With fresh figs at the market and friends in for dinner three nights this past week, I assembled a simple appetizer for everyone to enjoy with a glass of wine. Ever versatile crostini – crisp, thin little toasts which I topped with fresh figs, soft goat cheese, a ribbon of Prosciutto and a drizzle of sweet Balsamic syrup. Our guests gobbled them down.
The first time I had a fresh fig was in San Francisco while taking a food writing course. In a discussion about food I sheepishly admitted I had never tried fresh figs and was promptly handed one to try. I loved them at first bite. Figs were something I didn’t grow up with. In contrast, my husband’s grandmother had a fig tree so huge they climbed it as kids. The prolific tree produced figs for breakfast and wonderful homemade fig jam. We are shaped by what we grow up eating.
Sweet tasting with a tender skin and light crunch from the center tiny seeds, figs have a unique taste and texture. Of the many varieties, the black-purple Black Mission and lighter Brown Turkey figs are my favorites. Our local store has Brown Turkey’s in right now.

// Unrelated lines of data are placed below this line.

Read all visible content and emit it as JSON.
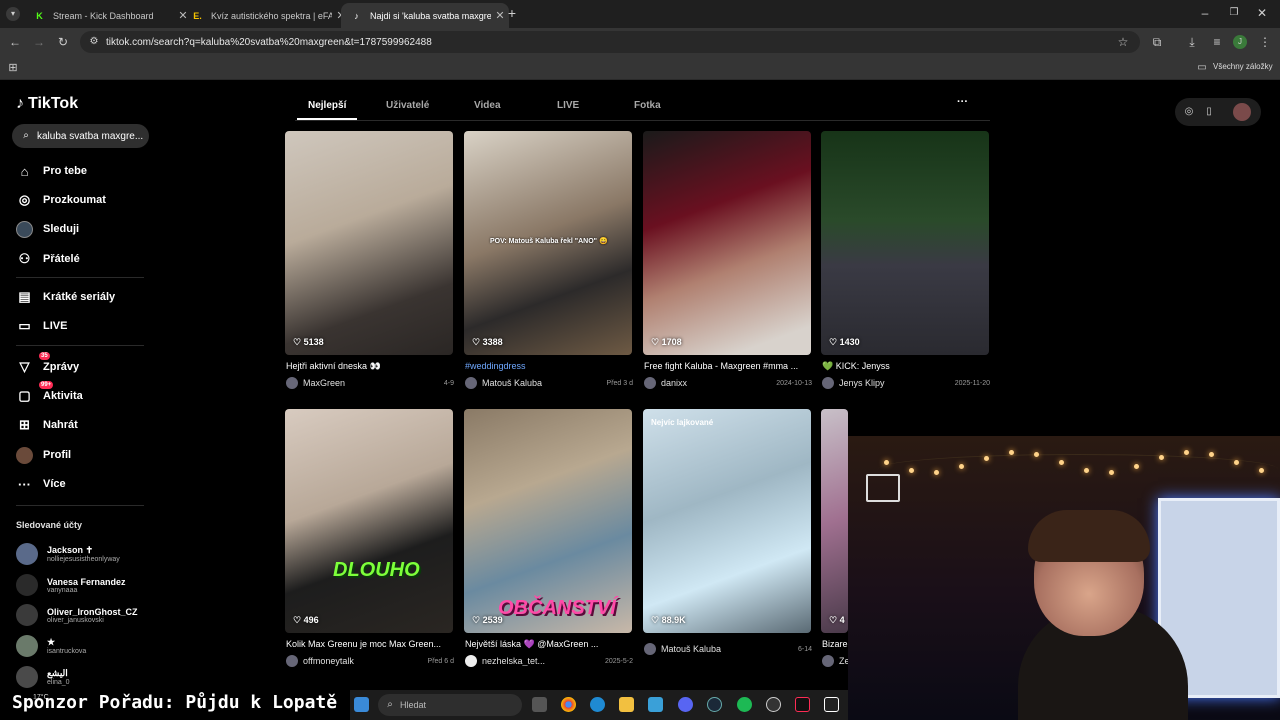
{
  "browser": {
    "tabs": [
      {
        "title": "Stream - Kick Dashboard",
        "favicon": "K",
        "color": "#53fc18"
      },
      {
        "title": "Kvíz autistického spektra | eFAQ",
        "favicon": "E.",
        "color": "#f5c400"
      },
      {
        "title": "Najdi si 'kaluba svatba maxgreen'",
        "favicon": "♪",
        "color": "#ffffff"
      }
    ],
    "url": "tiktok.com/search?q=kaluba%20svatba%20maxgreen&t=1787599962488",
    "bookmarks_label": "Všechny záložky",
    "profile_initial": "J"
  },
  "tiktok": {
    "logo": "TikTok",
    "search_value": "kaluba svatba maxgre...",
    "nav": [
      {
        "label": "Pro tebe",
        "icon": "home-icon"
      },
      {
        "label": "Prozkoumat",
        "icon": "compass-icon"
      },
      {
        "label": "Sleduji",
        "icon": "following-icon"
      },
      {
        "label": "Přátelé",
        "icon": "friends-icon"
      },
      {
        "label": "Krátké seriály",
        "icon": "series-icon"
      },
      {
        "label": "LIVE",
        "icon": "live-icon"
      },
      {
        "label": "Zprávy",
        "icon": "messages-icon",
        "badge": "35"
      },
      {
        "label": "Aktivita",
        "icon": "activity-icon",
        "badge": "99+"
      },
      {
        "label": "Nahrát",
        "icon": "upload-icon"
      },
      {
        "label": "Profil",
        "icon": "profile-icon"
      },
      {
        "label": "Více",
        "icon": "more-icon"
      }
    ],
    "following_header": "Sledované účty",
    "following": [
      {
        "name": "Jackson ✝",
        "handle": "nolliejesusistheonlyway"
      },
      {
        "name": "Vanesa Fernandez",
        "handle": "vanynaaa"
      },
      {
        "name": "Oliver_IronGhost_CZ",
        "handle": "oliver_januskovski"
      },
      {
        "name": "★",
        "handle": "isantruckova"
      },
      {
        "name": "الیشع",
        "handle": "elina_0"
      }
    ],
    "tabs": [
      "Nejlepší",
      "Uživatelé",
      "Videa",
      "LIVE",
      "Fotka"
    ],
    "more": "···",
    "videos": [
      {
        "likes": "5138",
        "caption": "Hejtři aktivní dneska 👀",
        "author": "MaxGreen",
        "date": "4-9",
        "bg": "linear-gradient(160deg,#cfc7bd 0%,#b9ab9a 40%,#3a3431 75%,#2a2624 100%)"
      },
      {
        "likes": "3388",
        "caption": "#weddingdress",
        "author": "Matouš Kaluba",
        "date": "Před 3 d",
        "overlay": "POV: Matouš Kaluba řekl \"ANO\" 😄",
        "bg": "linear-gradient(160deg,#d9d2c6 0%,#8a7866 45%,#2c2a2a 70%,#6e5a44 100%)"
      },
      {
        "likes": "1708",
        "caption": "Free fight Kaluba - Maxgreen #mma ...",
        "author": "danixx",
        "date": "2024-10-13",
        "bg": "linear-gradient(160deg,#1a1a1a 0%,#6a1020 35%,#b08070 60%,#d8d2cc 90%)"
      },
      {
        "likes": "1430",
        "caption": "💚 KICK: Jenyss",
        "author": "Jenys Klipy",
        "date": "2025-11-20",
        "bg": "linear-gradient(180deg,#173418 0%,#2a4a2a 40%,#3a3a44 60%,#2a2a30 100%)"
      },
      {
        "likes": "496",
        "caption": "Kolik Max Greenu je moc Max Green...",
        "author": "offmoneytalk",
        "date": "Před 6 d",
        "overlay": "DLOUHO",
        "bg": "linear-gradient(160deg,#d8cbc0 0%,#b8a898 40%,#1d1d1d 65%,#2a2622 100%)"
      },
      {
        "likes": "2539",
        "caption": "Největší láska 💜 @MaxGreen ...",
        "author": "nezhelska_tet...",
        "date": "2025-5-2",
        "overlay": "OBČANSTVÍ",
        "bg": "linear-gradient(160deg,#8a7a66 0%,#b8a890 35%,#6a8aa0 65%,#c8b8a8 100%)"
      },
      {
        "likes": "88.9K",
        "caption": "",
        "author": "Matouš Kaluba",
        "date": "6-14",
        "toptag": "Nejvíc lajkované",
        "bg": "linear-gradient(160deg,#cfe0ea 0%,#9fb7c4 40%,#d0e8f4 70%,#5a6a74 100%)"
      },
      {
        "likes": "4",
        "caption": "Bizare",
        "author": "Ze",
        "date": "",
        "bg": "linear-gradient(160deg,#c8c0c8 0%,#a07090 50%,#4a3a4a 100%)"
      }
    ]
  },
  "stream": {
    "sponsor_text": "Sponzor Pořadu: Půjdu k Lopatě",
    "weather": "17°C"
  },
  "taskbar": {
    "search_placeholder": "Hledat"
  }
}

Fresh figs don’t store well and are very perishable, which is why they are often dried. Buy them the day of serving or a day before at best, depending on ripeness. I’ve made this recipe with dried figs and even fig jam, but it’s best when fresh figs are available.
With almost no cooking required, assemble and enjoy the amazing combination of flavors and textures in this easy appetizer and take advantage of fresh seasonal figs. You can even take the prepped ingredients to a party and assemble there for a fabulous offering.
For wine pairing, a friend had left us a bottle of a dry Italian white wine by Capestrano made from the Passerina grape. Served chilled, this crisp, pale, aromatic wine from Italy’s Marche region was refreshing; the perfect summer accompaniment to the fig crostini with classic Italian flavors.
Fig and Goat Cheese Crostini with Prosciutto
Serves: About 8 with a large baguette. Servings will depends on the size of the baguette. Purchase mini or demi baguettes for a smaller group or freeze what you don’t use.
1 cup (240 ml) decent Balsamic vinegar
1 tablespoons light brown sugar
1 large Sourdough or whole wheat baguette, about 10 ½ ounces (about 24 thin slices)
4 tablespoons olive oil, as needed
4 tablespoons unsalted butter, as needed (if making the garlic-oil butter)
Granulated garlic (not garlic salt), as needed (I use Penzeys)
Goat cheese, about 8 ounces for a large baguette, at took temperature for easier spreading
8 ounces of thinly sliced Prosciutto, sliced again into long thin ribbons to pile on the crostini
Large fresh figs, washed, stem cut off if any, and cut into quarters top to bottom
If making the Balsamic syrup, do that first, even days ahead. It keeps forever stored in the pantry in a little squeeze bottle. Always good to have on hand.
1) In a small saucepan (about 2 quart), place Balsamic vinegar. Bring to just a boil and immediately turn the heat down to a low simmer. Add the brown sugar, stir and reduce by about half. Syrup will thicken as it cools. When cool, place in a plastic squeeze bottle and store in the pantry.
1) With a serrated knife, thinly sliced the baguette on an angle about 1/3” thick. Place on a rimmed baking sheet covered with foil. Pre-heat oven to 325 degrees.
2) While oven is heating place butter and olive oil in a microwave safe container and melt 30-45 seconds over medium power covered with plastic film. When melted, stir in granulated garlic. Taste and adjust garlic for your preferences. This is a mixture I keep in the refrigerator at all times for lots of uses.
3) When oven is ready, lightly bush on oil-butter-garlic blend with a pastry brush. Bake crostini about 10-12 minutes on the middle oven rack, or until just golden. They will crisp up as they cool. Place on a plate or platter to serve.
1) Spread crostini with a little soft goat cheese, top with a thin ribbon of Prosciutto, top with a fig quarter. Right before serving drizzle with Balsamic syrup or Balsamic vinegar.
Other links to information and recipe for fresh figs:
Summer wouldn’t be the same without fresh figs, by Kyle Phillips
Spicy Fig Orange Microwave Jam, by Simply Recipes
Fresh Fig and Balsamic Dressing Recipe, by White on Rice Couple
Subscribe via RSS or
This post contains links to Affiliate Programs, where I may receive a small commission for any purchases.